Earlier in February, a construction and building services company implemented the Rapid COVID-19 Antigen Screening Program Policy as part of a pilot program led by the Ontario Ministry of Health (MOH). According to the Policy, all individuals attending specified job sites are required to submit to a Health Canada-approved Rapid COVID-19 Screening Test to gain access to the worksite. Moreover, subcontractors were required to submit their employees to this test. If a subcontractor’s employee refused to submit to the test and was denied access to the workplace, the subcontractor was required to make best efforts to reassign that employee to a different site, and if no such site was available, the refusing employee would be laid off.

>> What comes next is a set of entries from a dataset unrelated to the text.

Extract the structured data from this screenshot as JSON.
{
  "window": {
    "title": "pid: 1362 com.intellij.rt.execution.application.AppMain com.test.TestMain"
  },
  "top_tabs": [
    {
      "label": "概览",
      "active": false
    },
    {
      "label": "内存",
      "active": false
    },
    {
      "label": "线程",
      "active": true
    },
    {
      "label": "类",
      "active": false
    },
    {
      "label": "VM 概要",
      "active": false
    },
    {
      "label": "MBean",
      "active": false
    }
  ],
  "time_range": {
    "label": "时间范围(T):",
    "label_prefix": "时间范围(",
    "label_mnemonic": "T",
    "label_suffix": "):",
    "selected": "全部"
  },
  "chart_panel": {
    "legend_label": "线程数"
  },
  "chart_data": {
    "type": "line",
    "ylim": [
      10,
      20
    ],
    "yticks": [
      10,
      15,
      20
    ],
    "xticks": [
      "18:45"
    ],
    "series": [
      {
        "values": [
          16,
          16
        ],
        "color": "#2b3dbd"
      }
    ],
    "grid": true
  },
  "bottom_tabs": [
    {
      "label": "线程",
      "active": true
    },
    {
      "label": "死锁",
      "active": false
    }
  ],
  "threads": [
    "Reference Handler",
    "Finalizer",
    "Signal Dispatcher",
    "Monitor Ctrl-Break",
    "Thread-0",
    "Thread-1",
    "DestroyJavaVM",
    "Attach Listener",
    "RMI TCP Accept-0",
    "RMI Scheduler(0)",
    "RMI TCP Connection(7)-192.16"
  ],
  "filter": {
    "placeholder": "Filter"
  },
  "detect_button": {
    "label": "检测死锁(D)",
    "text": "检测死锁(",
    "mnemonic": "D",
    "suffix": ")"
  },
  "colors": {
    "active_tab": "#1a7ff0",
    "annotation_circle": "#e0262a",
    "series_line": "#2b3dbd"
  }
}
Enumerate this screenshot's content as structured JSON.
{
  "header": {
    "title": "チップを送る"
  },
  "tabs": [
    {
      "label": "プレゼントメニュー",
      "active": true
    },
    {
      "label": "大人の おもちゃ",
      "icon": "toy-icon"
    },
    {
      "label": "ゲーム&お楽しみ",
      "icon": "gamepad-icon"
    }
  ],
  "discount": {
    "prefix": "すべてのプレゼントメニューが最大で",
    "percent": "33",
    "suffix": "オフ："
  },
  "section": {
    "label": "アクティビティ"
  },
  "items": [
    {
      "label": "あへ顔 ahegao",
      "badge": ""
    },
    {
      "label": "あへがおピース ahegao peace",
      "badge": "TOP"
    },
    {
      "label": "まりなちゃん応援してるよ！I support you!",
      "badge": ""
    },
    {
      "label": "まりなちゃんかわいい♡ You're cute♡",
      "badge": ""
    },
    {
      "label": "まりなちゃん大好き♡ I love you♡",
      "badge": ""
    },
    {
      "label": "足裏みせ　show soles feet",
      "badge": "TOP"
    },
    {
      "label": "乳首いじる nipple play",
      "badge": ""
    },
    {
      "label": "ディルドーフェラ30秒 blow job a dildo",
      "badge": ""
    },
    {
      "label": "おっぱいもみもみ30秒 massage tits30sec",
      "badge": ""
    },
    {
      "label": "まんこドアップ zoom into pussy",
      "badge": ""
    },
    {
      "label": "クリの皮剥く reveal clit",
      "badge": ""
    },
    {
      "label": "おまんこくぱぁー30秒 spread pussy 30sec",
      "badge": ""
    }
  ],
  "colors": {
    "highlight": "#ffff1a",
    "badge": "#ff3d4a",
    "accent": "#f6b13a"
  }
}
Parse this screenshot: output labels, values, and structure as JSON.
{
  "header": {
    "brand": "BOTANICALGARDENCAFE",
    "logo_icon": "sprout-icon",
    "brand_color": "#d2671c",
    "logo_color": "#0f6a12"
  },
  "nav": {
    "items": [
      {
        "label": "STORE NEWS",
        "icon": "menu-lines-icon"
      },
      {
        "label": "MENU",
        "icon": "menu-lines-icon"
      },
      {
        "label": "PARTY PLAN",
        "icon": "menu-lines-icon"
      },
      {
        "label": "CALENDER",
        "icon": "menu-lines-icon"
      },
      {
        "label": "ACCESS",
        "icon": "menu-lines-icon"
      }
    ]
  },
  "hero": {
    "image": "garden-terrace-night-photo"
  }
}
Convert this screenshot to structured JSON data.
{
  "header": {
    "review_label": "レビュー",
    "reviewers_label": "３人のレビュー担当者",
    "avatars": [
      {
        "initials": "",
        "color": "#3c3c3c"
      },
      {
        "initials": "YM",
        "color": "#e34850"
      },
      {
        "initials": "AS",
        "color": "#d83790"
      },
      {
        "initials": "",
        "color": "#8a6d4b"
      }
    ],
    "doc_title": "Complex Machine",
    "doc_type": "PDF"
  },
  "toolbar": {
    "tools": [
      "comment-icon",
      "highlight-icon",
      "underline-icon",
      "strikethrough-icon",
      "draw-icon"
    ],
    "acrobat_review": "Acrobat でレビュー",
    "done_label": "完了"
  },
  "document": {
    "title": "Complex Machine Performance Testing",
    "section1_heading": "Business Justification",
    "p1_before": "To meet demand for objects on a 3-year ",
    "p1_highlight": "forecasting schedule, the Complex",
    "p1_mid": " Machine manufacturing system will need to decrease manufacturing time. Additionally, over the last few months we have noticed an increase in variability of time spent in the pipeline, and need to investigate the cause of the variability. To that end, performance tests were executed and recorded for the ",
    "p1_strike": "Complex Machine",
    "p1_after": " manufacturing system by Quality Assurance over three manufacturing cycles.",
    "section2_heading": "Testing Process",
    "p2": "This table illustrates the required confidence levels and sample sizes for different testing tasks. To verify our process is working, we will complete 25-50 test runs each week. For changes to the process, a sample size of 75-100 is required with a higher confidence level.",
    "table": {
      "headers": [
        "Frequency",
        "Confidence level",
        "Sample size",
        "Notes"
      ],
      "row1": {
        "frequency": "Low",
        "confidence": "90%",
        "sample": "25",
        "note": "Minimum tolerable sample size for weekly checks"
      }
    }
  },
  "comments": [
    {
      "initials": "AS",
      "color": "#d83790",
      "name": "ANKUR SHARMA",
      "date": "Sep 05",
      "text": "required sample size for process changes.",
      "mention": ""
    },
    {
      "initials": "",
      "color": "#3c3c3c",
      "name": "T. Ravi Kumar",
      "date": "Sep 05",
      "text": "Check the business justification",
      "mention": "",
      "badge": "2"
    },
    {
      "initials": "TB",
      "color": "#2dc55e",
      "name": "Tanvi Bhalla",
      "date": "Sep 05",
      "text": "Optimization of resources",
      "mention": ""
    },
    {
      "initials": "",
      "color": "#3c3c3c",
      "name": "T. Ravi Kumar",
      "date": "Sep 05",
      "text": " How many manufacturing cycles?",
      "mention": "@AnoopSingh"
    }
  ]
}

In turn, the Local 183 Union filed a grievance against the company and a subcontractor, claiming they had violated the collective agreements by implementing the testing. According to the Union, the Policy was an unreasonable exercise of management rights and an unreasonable company policy or rule. It claimed that when weighed against employee interests, including the right to privacy and bodily integrity, the Policy was not “a reasonably proportionate response to mitigate the risk of COVID-19 transmission in the workplace.” To defend its position, the Union cited drug and alcohol testing cases that concluded that universal random testing for drugs and alcohol was an unreasonable exercise of management rights.
Consequently, the Arbitrator evaluated the circumstances of the public at large and in the construction industry, maintaining that his assessment of COVID-19 risk and his decision “should not be made in a vacuum.”
As part of the analysis, the Arbitrator noted the following:
· Since COVID-19 can spread through respiratory droplets, and due to the nature of the work, employees could not maintain social distancing.
· The risk of COVID-19 spread was increased by the nature of the construction industry, where employees often moved between job sites.
· There was a tangible risk of COVID-19 spread, while the employer had numerous outbreaks on their sites, in addition to cases of apparent workplace transmission, while two of their sites were partially shut down by Toronto Public Health, and COVID-19 remained a threat to the public at large.
· Measures were taken to protect the privacy and dignity of the individuals tested.
· The screening test was minimally invasive.
· There was no evidence that the mitigation efforts in place had “significantly reduced” transmissions, or that all workers where testing had been performed were working in an “open air” environment.
Furthermore, the Arbitrator pointed out that in a related COVID-19 testing case, the analogy of drug and alcohol testing was rejected since intoxicants are not infectious.
As a result, the Arbitrator ruled that the Policy was reasonable when weighing the intrusiveness of the test against the Policy’s objective of preventing the spread of COVID-19.
Furthermore, according to some legal experts, compulsory rapid COVID-19 testing in the workplace can be considered reasonable if the nature of the workplace is such that the risk of COVID-19 transmission is real, as well as if there is a risk of transmission to the public, and steps are taken to protect the privacy and dignity of those tested.